BlackBerry announced Monday morning that it is entertaining the option of selling itself.
The struggling Canadian phone maker said it has formed a special committee tasked with "exploring strategic alternatives to enhance value and increase sale" of the BlackBerry 10 platform. Among the options on the table are possible joint ventures, strategic partnerships and a sale of the company.
“Given the importance and strength of our technology, and the evolving industry and competitive landscape, we believe that now is the right time to explore strategic alternatives," Timothy Dattels, chairman of BlackBerry’s special committee, said in a statement.
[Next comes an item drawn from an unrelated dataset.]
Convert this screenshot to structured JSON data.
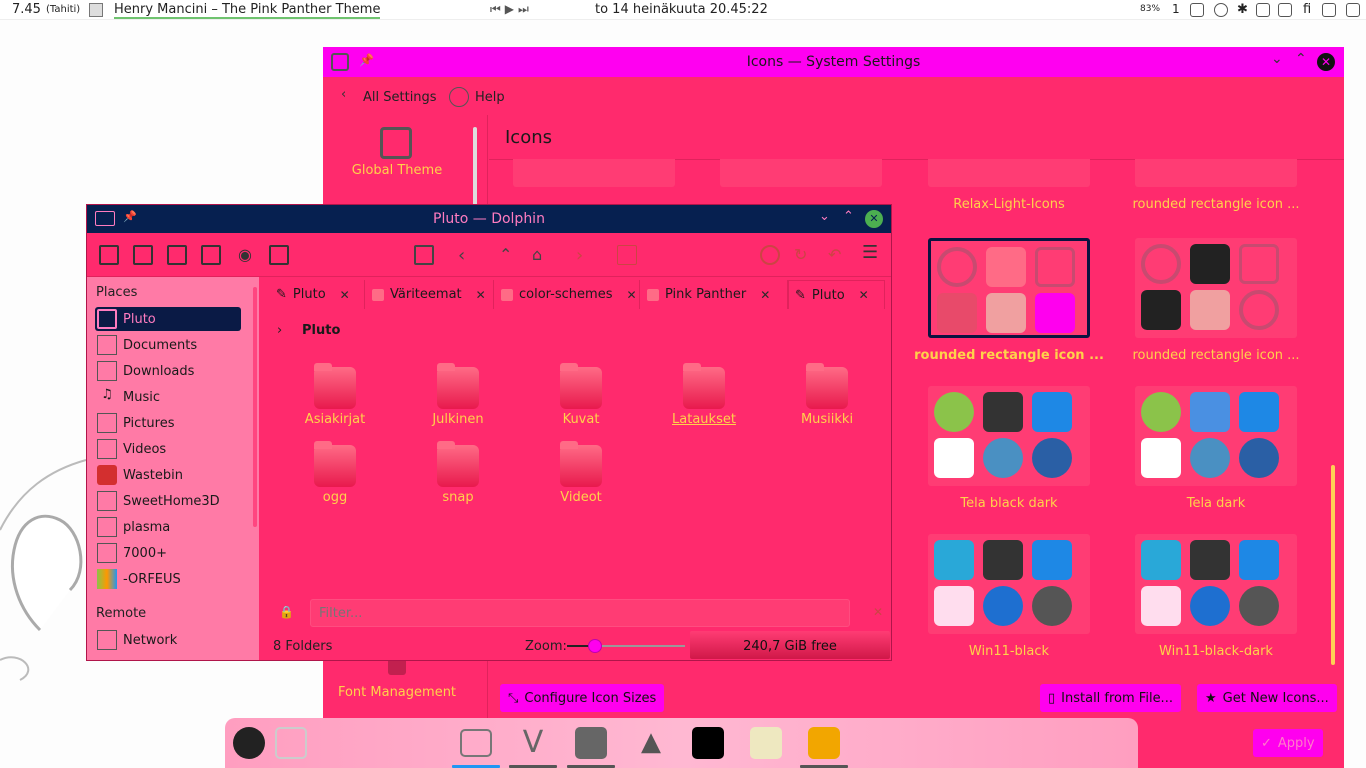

The move comes as BlackBerry struggles to remain relevant in the United States, where Google and Apple have all but erased BlackBerry from the smartphone market.
Earlier this year, BlackBerry, under the direction of Chief Executive Thorsten Heins, released the new BlackBerry 10 platform and a variety of new devices, but none has been a hit with consumers.
"As the special committee focuses on exploring alternatives, we will be continuing with our strategy of reducing cost, driving efficiency and accelerating the deployment of BES 10, as well as driving adoption of BlackBerry 10 smartphones," Heins said in a statement Monday.
Along with the special committee, BlackBerry also announced that Prem Watsa, the chairman and chief executive of Fairfax Financial, was resigning from the board due to the possibility of conflicts. Watsa is the largest BlackBerry shareholder and may be interested in purchasing the company.
"I continue to be a strong supporter of the company, the board and management as they move forward during this process, and Fairfax Financial has no current intention of selling its shares," Watsa said in the statement.